THE TASK - Return the lines of the data below in which the string "size" occurs.

(Component data from apps and pages)
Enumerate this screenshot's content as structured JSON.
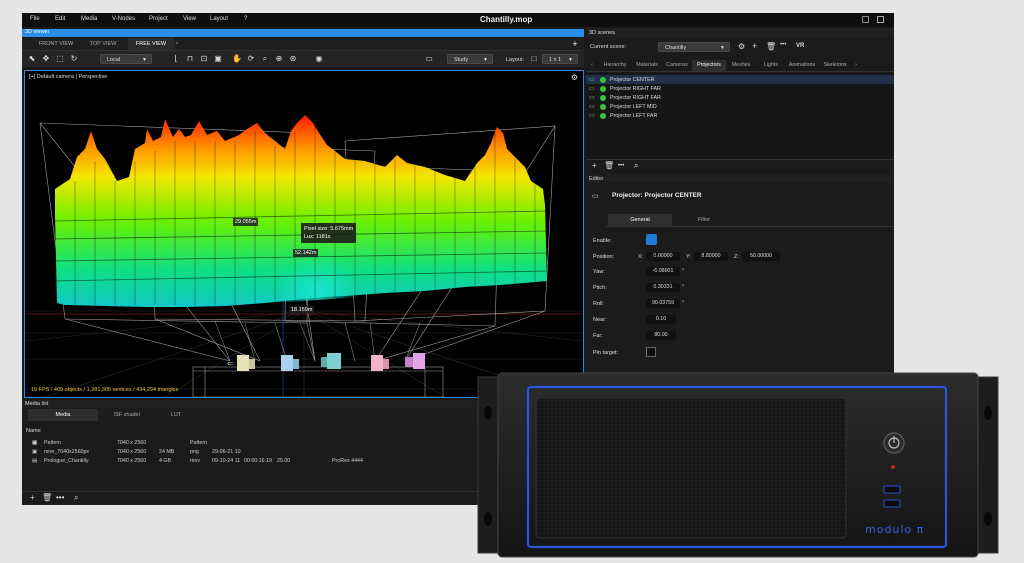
{
  "menu": {
    "items": [
      "File",
      "Edit",
      "Media",
      "V-Nodes",
      "Project",
      "View",
      "Layout",
      "?"
    ],
    "window_title": "Chantilly.mop"
  },
  "viewer": {
    "panel_title": "3D viewer",
    "tabs": [
      "FRONT VIEW",
      "TOP VIEW",
      "FREE VIEW"
    ],
    "space_dropdown": "Local",
    "mode_dropdown": "Study",
    "layout_label": "Layout:",
    "layout_dropdown": "1 x 1",
    "camera_label": "[+] Default camera | Perspective",
    "stats": "19 FPS / 409 objects / 1,281,305 vertices / 434,294 triangles",
    "measures": [
      "29.055m",
      "52.142m",
      "18.159m"
    ],
    "pixel_size": "Pixel size: 5.675mm",
    "lux": "Lux: 1181x"
  },
  "media": {
    "panel_title": "Media list",
    "tabs": [
      "Media",
      "ISF shader",
      "LUT"
    ],
    "col_name": "Name",
    "rows": [
      {
        "name": "Pattern",
        "res": "7040 x 2560",
        "size": "",
        "fmt": "Pattern",
        "date": "",
        "time": "",
        "fps": "",
        "codec": ""
      },
      {
        "name": "mire_7040x2560px",
        "res": "7040 x 2560",
        "size": "24 MB",
        "fmt": "png",
        "date": "29-06-21 10",
        "time": "",
        "fps": "",
        "codec": ""
      },
      {
        "name": "Prologue_Chantilly",
        "res": "7040 x 2560",
        "size": "4 GB",
        "fmt": "mov",
        "date": "09-10-24 11",
        "time": "00:00:16:19",
        "fps": "25.00",
        "codec": "ProRes 4444"
      }
    ]
  },
  "scenes": {
    "panel_title": "3D scenes",
    "current_label": "Current scene:",
    "current_value": "Chantilly",
    "vr_label": "VR",
    "tabs": [
      "Hierarchy",
      "Materials",
      "Cameras",
      "Projectors",
      "Meshes",
      "Lights",
      "Animations",
      "Skeletons"
    ],
    "projectors": [
      "Projector CENTER",
      "Projector RIGHT FAR",
      "Projector RIGHT FAR",
      "Projector LEFT MID",
      "Projector LEFT FAR"
    ]
  },
  "editor": {
    "panel_title": "Editor",
    "title": "Projector: Projector CENTER",
    "tabs": [
      "General",
      "Filter"
    ],
    "enable_label": "Enable:",
    "position_label": "Position:",
    "x_label": "X:",
    "x_value": "0.00000",
    "y_label": "Y:",
    "y_value": "8.80000",
    "z_label": "Z:",
    "z_value": "50.00000",
    "yaw_label": "Yaw:",
    "yaw_value": "-6.08001",
    "pitch_label": "Pitch:",
    "pitch_value": "0.30331",
    "roll_label": "Roll:",
    "roll_value": "90.03759",
    "near_label": "Near:",
    "near_value": "0.10",
    "far_label": "Far:",
    "far_value": "80.00",
    "pin_label": "Pin target:",
    "degree_mark": "°"
  },
  "server": {
    "brand": "modulo π"
  },
  "colors": {
    "accent": "#2a8ee6",
    "status_green": "#3bc43b",
    "stats_yellow": "#e8c33a"
  }
}
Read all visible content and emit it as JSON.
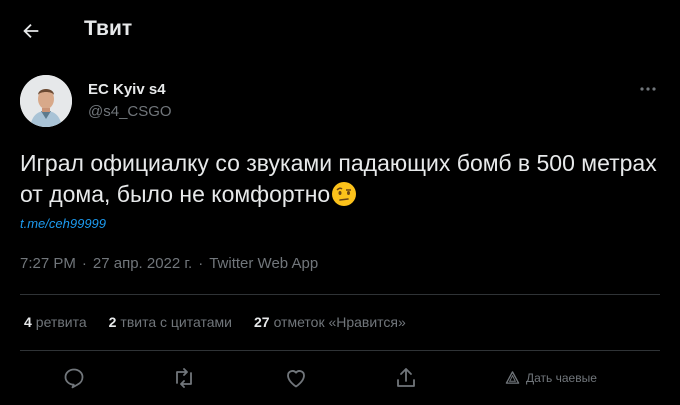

SOLVED PROBLEM -
    "pixel_size": "Pixel size: 5.675mm",
        "size": "",
        "size": "24 MB",
        "size": "4 GB",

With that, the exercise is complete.